Copy each line below in which the string "this" occurs.
"""
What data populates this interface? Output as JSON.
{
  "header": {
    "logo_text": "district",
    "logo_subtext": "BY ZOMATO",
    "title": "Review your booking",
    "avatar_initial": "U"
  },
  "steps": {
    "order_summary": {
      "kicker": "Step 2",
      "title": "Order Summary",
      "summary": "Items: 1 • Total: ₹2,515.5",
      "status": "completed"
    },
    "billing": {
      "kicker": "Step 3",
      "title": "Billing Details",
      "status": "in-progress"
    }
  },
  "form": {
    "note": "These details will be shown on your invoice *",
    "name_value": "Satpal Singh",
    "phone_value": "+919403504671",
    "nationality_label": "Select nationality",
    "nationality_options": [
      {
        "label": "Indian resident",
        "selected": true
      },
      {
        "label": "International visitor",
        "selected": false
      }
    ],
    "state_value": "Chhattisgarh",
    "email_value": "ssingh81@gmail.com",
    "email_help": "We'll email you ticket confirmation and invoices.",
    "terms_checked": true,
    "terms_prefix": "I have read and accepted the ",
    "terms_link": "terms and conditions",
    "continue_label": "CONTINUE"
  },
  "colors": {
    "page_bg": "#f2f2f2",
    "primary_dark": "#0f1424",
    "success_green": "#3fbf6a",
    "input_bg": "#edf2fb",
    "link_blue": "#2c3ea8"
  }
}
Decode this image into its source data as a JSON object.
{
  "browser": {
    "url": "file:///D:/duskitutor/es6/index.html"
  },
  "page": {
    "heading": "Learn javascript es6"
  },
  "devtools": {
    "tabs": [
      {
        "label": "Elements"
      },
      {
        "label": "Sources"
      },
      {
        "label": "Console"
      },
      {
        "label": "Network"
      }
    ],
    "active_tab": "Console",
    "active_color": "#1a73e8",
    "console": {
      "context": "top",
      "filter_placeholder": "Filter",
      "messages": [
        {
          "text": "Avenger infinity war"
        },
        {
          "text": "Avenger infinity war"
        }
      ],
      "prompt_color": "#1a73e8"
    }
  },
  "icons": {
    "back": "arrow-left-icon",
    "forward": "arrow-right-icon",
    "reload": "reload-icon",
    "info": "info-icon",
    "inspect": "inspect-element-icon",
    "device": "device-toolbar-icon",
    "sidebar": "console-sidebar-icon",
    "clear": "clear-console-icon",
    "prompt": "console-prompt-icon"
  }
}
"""
Solution:
What data populates this interface? Output as JSON.
Decode this image into its source data as a JSON object.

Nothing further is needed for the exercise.